SUPPLIED RECORDS below:
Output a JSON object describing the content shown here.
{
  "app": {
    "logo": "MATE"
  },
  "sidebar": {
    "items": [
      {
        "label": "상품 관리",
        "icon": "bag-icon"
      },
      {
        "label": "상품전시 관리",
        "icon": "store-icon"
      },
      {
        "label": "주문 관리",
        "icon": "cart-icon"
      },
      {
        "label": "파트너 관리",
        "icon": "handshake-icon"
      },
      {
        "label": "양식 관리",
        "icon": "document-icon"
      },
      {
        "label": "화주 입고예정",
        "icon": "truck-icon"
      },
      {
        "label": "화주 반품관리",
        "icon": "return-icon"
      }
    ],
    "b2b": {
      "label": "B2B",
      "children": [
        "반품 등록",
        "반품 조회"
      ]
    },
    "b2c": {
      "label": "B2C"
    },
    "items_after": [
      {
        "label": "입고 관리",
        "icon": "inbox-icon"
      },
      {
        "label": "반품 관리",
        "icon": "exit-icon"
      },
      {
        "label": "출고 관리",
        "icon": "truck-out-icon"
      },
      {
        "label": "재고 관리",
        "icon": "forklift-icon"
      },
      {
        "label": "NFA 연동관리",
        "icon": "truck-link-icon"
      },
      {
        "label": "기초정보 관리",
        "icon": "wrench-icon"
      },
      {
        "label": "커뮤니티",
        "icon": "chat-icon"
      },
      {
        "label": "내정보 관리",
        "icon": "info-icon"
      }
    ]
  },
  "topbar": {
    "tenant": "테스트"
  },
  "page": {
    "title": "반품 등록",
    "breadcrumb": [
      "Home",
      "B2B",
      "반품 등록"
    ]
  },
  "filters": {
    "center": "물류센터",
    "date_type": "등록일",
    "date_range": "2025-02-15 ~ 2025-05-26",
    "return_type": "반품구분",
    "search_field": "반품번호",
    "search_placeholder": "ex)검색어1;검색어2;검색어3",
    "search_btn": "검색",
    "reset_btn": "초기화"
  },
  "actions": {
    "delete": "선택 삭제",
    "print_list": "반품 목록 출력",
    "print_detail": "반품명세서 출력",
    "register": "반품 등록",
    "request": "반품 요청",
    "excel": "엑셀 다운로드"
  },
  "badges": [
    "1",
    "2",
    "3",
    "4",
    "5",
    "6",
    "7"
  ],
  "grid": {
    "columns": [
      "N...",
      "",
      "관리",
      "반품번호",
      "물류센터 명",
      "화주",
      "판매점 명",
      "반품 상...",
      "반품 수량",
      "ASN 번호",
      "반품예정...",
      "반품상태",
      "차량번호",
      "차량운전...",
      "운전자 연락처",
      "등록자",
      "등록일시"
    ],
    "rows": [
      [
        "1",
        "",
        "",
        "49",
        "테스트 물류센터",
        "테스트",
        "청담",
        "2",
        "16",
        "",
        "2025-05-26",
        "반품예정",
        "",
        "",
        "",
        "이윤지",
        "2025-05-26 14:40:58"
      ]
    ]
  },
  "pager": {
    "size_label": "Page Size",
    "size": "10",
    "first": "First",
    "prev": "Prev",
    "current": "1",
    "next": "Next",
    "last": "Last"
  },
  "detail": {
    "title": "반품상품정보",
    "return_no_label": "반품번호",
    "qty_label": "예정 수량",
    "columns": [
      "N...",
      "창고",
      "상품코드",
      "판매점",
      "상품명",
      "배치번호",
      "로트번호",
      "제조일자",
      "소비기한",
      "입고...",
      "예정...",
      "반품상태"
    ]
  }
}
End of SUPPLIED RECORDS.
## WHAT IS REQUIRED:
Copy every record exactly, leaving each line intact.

## EXERCISE RESPONSE:
Output a JSON object describing the content shown here.
{
  "app": {
    "logo": "MATE"
  },
  "sidebar": {
    "items": [
      {
        "label": "상품 관리",
        "icon": "bag-icon"
      },
      {
        "label": "상품전시 관리",
        "icon": "store-icon"
      },
      {
        "label": "주문 관리",
        "icon": "cart-icon"
      },
      {
        "label": "파트너 관리",
        "icon": "handshake-icon"
      },
      {
        "label": "양식 관리",
        "icon": "document-icon"
      },
      {
        "label": "화주 입고예정",
        "icon": "truck-icon"
      },
      {
        "label": "화주 반품관리",
        "icon": "return-icon"
      }
    ],
    "b2b": {
      "label": "B2B",
      "children": [
        "반품 등록",
        "반품 조회"
      ]
    },
    "b2c": {
      "label": "B2C"
    },
    "items_after": [
      {
        "label": "입고 관리",
        "icon": "inbox-icon"
      },
      {
        "label": "반품 관리",
        "icon": "exit-icon"
      },
      {
        "label": "출고 관리",
        "icon": "truck-out-icon"
      },
      {
        "label": "재고 관리",
        "icon": "forklift-icon"
      },
      {
        "label": "NFA 연동관리",
        "icon": "truck-link-icon"
      },
      {
        "label": "기초정보 관리",
        "icon": "wrench-icon"
      },
      {
        "label": "커뮤니티",
        "icon": "chat-icon"
      },
      {
        "label": "내정보 관리",
        "icon": "info-icon"
      }
    ]
  },
  "topbar": {
    "tenant": "테스트"
  },
  "page": {
    "title": "반품 등록",
    "breadcrumb": [
      "Home",
      "B2B",
      "반품 등록"
    ]
  },
  "filters": {
    "center": "물류센터",
    "date_type": "등록일",
    "date_range": "2025-02-15 ~ 2025-05-26",
    "return_type": "반품구분",
    "search_field": "반품번호",
    "search_placeholder": "ex)검색어1;검색어2;검색어3",
    "search_btn": "검색",
    "reset_btn": "초기화"
  },
  "actions": {
    "delete": "선택 삭제",
    "print_list": "반품 목록 출력",
    "print_detail": "반품명세서 출력",
    "register": "반품 등록",
    "request": "반품 요청",
    "excel": "엑셀 다운로드"
  },
  "badges": [
    "1",
    "2",
    "3",
    "4",
    "5",
    "6",
    "7"
  ],
  "grid": {
    "columns": [
      "N...",
      "",
      "관리",
      "반품번호",
      "물류센터 명",
      "화주",
      "판매점 명",
      "반품 상...",
      "반품 수량",
      "ASN 번호",
      "반품예정...",
      "반품상태",
      "차량번호",
      "차량운전...",
      "운전자 연락처",
      "등록자",
      "등록일시"
    ],
    "rows": [
      [
        "1",
        "",
        "",
        "49",
        "테스트 물류센터",
        "테스트",
        "청담",
        "2",
        "16",
        "",
        "2025-05-26",
        "반품예정",
        "",
        "",
        "",
        "이윤지",
        "2025-05-26 14:40:58"
      ]
    ]
  },
  "pager": {
    "size_label": "Page Size",
    "size": "10",
    "first": "First",
    "prev": "Prev",
    "current": "1",
    "next": "Next",
    "last": "Last"
  },
  "detail": {
    "title": "반품상품정보",
    "return_no_label": "반품번호",
    "qty_label": "예정 수량",
    "columns": [
      "N...",
      "창고",
      "상품코드",
      "판매점",
      "상품명",
      "배치번호",
      "로트번호",
      "제조일자",
      "소비기한",
      "입고...",
      "예정...",
      "반품상태"
    ]
  }
}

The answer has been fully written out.